Live Nigga Rap – Nas invites his QB bredrin, Mobb Deep, to join him on this one (Havoc also snags the production credit), as the three emcees each get off a verse and bypass a hook. Naturally, Nas murders his guests on this one, it’s just unfortunate that his homicide didn’t take place over a more interesting instrumental. I’ll submit this as Exhibit G and the final piece of evidence in the Pac/Nas beef: Pac was already beefin’ with Mobb Deep (he called them out by name on “Hit ‘Em Up” and again on “Against All Odds”), so for Nas to jump on a track with them, Pac felt he was choosing sides, hence firing the line “This little nigga named Nas think he live like me” on “Against All Odds.”
If I Ruled The World (Imagine That) – The lead single from IWW finds Nas, the Trackmasters (with a co-production credit going to Rashad Smith) and Lauryn Hill revisiting Kurtis Blow’s song of the same title. Nas completely annihilates this funky radio-friendly instrumental, as he paints the picture of a perfect world, through his eyes: “Imagine smokin’ weed in the streets without cops harassin’, imagine going to court with no trial, lifestyle cruiser blue behind my waters, no welfare supporters, more conscious of the way we raise our daughters.” L-Boogie then adds the cherry on top of this delectable crossover hit with her soulful vocals on the hook and adlibs. This is one of Nas’ biggest hits and it still sounds incredible today.

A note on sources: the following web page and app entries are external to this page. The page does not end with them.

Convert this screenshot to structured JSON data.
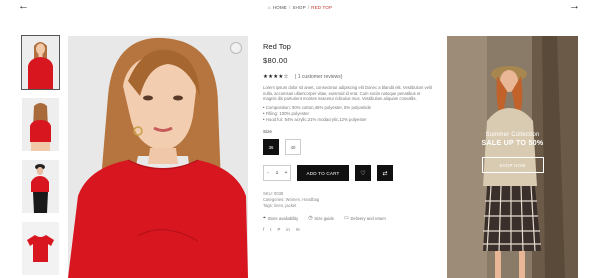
{
  "nav": {
    "prev_arrow": "←",
    "next_arrow": "→",
    "breadcrumb": {
      "home_icon": "⌂",
      "home": "HOME",
      "sep1": "/",
      "shop": "SHOP",
      "sep2": "/",
      "current": "RED TOP"
    }
  },
  "gallery": {
    "zoom_icon": "⤢",
    "thumbnails": [
      "thumb-front",
      "thumb-back",
      "thumb-dark",
      "thumb-flat"
    ]
  },
  "product": {
    "title": "Red Top",
    "price": "$80.00",
    "stars": "★★★★☆",
    "reviews": "( 1 customer reviews)",
    "description": "Lorem ipsum dolor sit amet, consectetur adipiscing elit Donec a blandit elit. Vestibulum velit nulla, accumsan ullamcorper vitae, euismod id erat. Cum sociis natoque penatibus et magnis dis parturient montes nascetur ridiculus mus. Vestibulum aliquam convallis.",
    "features": [
      "Composition: 50% cotton,45% polyester, 5% polyamide",
      "Filling: 100% polyester",
      "Hood fur: 54% acrylic,21% modacrylic,12% polyester"
    ],
    "size_label": "Size",
    "sizes": [
      "36",
      "40"
    ],
    "quantity": {
      "minus": "-",
      "value": "1",
      "plus": "+"
    },
    "add_to_cart": "ADD TO CART",
    "wishlist_icon": "♡",
    "compare_icon": "⇄",
    "meta": {
      "sku": "SKU: 0038",
      "categories": "Categories: Women, Handbag",
      "tags": "Tags: linen, jacket"
    },
    "links": [
      {
        "icon": "⌖",
        "label": "Store availability"
      },
      {
        "icon": "◷",
        "label": "Size guide"
      },
      {
        "icon": "▭",
        "label": "Delivery and return"
      }
    ],
    "social": [
      "f",
      "t",
      "P",
      "in",
      "✉"
    ]
  },
  "promo": {
    "subtitle": "Summer Collection",
    "title": "SALE UP TO 50%",
    "button": "SHOP NOW"
  },
  "colors": {
    "accent": "#111111",
    "product_red": "#d8161f",
    "breadcrumb_current": "#c0392b"
  }
}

It’s not fair to compare It Was Written to Illmatic, as it would be nearly impossible for Nas to match the concisely flawless masterpiece that should receive strong consideration for being added as the eighth wonder of the world. On his second outing, Nas substitutes the dusty boom-bap used to shape the sonics of his debut album with polished commercial-ready instrumentals, as he introduces the world to his alter-ego, Nas Escobar, who jockeys for mic time with Nasty Nas throughout the album. Except for the average at best, “Street Dreams,” the first half of IWW is phenomenal. The production, while dressed in its crossover appealing exterior, manages to maintain its hardcore integrity, thus resonating with hardcore heads and casual music fans alike, while lyrically, Nas properly balances the street poetry we all came to know and love him for on Illmatic with his new flashier mafioso persona. It’s the second half of IWW where things get dicey. “Nas Is Coming” is the only full-fledge dud on the album, but most of the second half is plagued with mid-grade instrumentals and uninspired thug tales from our host, that quickly become redundant.
Even with its underwhelming second half, IWW is still a solid album and stronger than the best work from many of your favorite rappers. It’s just that, once you’ve tasted heaven, floating around in space just doesn’t sound that exciting anymore.